ALBUQUERQUE (KRQE) - The state's Court of Appeals has ruled that convicted drugged drivers must install an ignition interlock into their cars, even though the devices don't detect traces of drugs.
A judge said the ruling sends a message that drugged driving won't be tolerated, but some said the ruling doesn't tackle the problem.
"It is still required by the statute that an ignition interlock be installed," said Linda Atkinson with the DWI Resource Center.
Drugged or drunk driving carries the same DWI charge in New Mexico. The state has required ignition interlocks for anyone convicted of DWI since 2005.
In 2009, Tara Valdez pleaded guilty of driving while the influence of prescription pain killers and sedatives but contested the interlock requirement. A district court judge said ignition interlocks for drugged drivers was unconstitutional.
The Appeals Court overturned the ruling.
"It still is a punishment that will hopefully keep them from switching from the drug to the alcohol too," said Atkinson. "There can be dual use so there can be alcohol on board and either prescription drugs or illegal drugs."
But State Rep. Bill Rehm, R-Albuquerque, said the ruling still allows drug addicts to drive impaired.
"For an individual who is drug addicted only and for whatever reason doesn't drink, then the interlock is not going to be helpful in monitoring their behavior," said Rehm. "I see the technology coming that would test for those drugs as well but right now, it's not here."
An Albuquerque Police sergeant who specializes in drug recognition also said requiring the interlock won't keep drugged drivers from re-offending.
Atkinson said it is unclear how many people convicted of DWI are driving drugged instead of drunk.
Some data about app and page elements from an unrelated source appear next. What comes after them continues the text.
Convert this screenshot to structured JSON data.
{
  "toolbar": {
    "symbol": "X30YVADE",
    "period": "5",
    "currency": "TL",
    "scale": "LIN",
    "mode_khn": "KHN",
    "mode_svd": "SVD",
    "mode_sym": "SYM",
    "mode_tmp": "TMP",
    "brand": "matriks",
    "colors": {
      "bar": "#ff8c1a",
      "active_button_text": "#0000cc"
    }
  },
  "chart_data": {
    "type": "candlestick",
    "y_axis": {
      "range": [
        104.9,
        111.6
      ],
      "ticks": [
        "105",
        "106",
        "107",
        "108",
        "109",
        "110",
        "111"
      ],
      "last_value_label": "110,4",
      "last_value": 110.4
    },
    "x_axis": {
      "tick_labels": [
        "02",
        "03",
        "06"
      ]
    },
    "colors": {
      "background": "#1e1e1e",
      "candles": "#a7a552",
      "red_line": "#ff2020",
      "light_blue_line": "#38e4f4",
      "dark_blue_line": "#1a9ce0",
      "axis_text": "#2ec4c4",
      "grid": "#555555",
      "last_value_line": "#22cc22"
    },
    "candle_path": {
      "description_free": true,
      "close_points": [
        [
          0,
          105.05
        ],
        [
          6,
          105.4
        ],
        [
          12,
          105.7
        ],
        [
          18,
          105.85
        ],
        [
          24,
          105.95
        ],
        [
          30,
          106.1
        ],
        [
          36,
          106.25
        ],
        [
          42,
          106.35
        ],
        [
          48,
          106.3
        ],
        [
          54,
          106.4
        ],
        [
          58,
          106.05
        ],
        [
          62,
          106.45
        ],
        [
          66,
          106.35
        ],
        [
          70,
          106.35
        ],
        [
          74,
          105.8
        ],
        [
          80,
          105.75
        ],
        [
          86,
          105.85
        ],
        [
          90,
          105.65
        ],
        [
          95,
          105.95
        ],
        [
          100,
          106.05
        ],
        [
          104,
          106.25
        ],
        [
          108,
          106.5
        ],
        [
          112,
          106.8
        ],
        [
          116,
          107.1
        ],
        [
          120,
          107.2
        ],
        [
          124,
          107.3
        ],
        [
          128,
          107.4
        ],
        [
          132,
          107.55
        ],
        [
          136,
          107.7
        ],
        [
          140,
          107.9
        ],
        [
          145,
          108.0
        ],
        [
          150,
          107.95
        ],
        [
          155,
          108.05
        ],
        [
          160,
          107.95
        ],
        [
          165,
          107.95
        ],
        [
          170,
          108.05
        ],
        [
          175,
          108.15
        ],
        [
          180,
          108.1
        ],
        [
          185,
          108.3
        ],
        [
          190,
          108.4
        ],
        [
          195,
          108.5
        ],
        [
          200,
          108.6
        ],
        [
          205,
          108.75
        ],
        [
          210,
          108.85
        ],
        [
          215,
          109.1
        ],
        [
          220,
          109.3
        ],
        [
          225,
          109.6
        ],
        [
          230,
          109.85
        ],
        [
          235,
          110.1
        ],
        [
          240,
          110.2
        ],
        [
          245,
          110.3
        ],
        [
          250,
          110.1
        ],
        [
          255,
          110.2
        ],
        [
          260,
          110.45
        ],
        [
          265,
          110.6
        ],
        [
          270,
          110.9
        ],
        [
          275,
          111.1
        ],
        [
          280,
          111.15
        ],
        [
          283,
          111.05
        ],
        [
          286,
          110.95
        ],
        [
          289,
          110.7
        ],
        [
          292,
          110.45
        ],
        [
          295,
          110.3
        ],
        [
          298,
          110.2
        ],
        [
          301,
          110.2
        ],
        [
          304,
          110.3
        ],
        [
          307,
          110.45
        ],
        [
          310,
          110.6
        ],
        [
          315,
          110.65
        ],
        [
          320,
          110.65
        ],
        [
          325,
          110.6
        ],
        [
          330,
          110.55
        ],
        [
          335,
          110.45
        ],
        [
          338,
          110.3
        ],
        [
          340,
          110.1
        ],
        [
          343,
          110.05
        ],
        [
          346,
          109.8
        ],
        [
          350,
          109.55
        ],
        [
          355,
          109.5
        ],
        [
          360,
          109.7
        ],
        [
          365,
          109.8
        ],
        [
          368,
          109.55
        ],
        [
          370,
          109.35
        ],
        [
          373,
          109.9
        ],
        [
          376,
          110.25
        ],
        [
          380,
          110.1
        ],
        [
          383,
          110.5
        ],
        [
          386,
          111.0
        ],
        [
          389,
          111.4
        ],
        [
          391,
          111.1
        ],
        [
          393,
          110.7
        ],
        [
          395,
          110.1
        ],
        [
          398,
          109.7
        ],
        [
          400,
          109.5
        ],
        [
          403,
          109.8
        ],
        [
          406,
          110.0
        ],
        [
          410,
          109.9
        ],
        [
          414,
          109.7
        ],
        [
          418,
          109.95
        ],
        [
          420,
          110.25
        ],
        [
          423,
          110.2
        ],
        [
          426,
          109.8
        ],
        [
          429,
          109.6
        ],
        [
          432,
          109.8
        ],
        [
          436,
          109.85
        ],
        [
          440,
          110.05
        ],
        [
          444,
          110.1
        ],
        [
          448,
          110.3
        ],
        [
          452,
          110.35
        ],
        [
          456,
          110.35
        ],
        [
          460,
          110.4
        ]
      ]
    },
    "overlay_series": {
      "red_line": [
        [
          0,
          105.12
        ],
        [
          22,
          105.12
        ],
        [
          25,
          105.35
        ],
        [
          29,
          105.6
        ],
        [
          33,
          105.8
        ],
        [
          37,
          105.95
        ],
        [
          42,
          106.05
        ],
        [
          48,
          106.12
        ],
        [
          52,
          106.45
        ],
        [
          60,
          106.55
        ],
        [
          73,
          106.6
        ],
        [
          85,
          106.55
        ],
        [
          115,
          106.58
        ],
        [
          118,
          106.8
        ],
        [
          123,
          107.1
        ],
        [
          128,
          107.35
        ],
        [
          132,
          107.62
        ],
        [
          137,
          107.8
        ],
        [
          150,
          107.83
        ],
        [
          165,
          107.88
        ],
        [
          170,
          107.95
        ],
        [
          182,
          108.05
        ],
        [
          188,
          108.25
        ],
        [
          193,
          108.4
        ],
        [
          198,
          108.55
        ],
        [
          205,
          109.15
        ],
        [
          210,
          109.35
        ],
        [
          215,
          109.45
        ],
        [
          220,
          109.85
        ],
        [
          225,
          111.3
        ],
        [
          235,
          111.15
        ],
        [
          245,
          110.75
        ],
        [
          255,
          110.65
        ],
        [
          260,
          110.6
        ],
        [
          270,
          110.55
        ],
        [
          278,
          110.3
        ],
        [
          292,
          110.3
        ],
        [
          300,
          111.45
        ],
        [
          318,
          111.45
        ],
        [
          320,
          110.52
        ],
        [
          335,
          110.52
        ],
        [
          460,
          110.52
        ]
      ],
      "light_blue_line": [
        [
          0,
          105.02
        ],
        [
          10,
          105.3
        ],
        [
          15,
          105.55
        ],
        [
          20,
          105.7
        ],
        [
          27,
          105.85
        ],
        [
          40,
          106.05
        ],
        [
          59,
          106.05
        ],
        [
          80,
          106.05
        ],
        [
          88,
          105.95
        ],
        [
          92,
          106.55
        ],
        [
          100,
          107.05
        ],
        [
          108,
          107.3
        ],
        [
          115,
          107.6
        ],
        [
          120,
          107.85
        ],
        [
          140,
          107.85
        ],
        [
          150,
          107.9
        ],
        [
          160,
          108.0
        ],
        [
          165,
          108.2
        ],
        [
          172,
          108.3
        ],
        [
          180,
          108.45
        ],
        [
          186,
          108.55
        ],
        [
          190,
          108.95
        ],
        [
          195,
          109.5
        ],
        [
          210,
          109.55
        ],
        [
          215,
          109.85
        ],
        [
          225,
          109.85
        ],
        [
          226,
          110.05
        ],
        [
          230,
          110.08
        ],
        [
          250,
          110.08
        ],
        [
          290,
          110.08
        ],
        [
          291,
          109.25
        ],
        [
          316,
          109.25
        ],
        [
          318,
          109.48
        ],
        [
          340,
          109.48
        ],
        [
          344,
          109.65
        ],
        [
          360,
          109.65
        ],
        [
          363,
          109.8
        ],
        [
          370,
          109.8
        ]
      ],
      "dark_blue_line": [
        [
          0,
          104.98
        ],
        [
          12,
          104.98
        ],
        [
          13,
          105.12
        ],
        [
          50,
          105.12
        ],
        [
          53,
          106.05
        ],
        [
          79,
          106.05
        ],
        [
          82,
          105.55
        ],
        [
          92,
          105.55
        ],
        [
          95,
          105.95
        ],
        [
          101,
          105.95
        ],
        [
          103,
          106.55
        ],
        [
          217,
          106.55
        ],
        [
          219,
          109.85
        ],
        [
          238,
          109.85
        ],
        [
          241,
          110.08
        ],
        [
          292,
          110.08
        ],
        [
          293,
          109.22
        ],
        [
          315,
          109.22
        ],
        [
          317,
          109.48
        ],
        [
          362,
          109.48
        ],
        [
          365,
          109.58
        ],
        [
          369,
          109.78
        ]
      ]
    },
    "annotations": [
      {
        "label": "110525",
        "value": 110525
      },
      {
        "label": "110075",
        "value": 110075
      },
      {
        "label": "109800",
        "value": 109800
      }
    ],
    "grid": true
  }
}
According to the Department of Transportation, there were 901 DWI convictions in 2010 and 1,048 in 2009 where alcohol was not detected in driver or no blood-alcohol level was recorded.
Ignition interlocks are required for one year for the first offense and for life if a driver has four or more DWI convictions.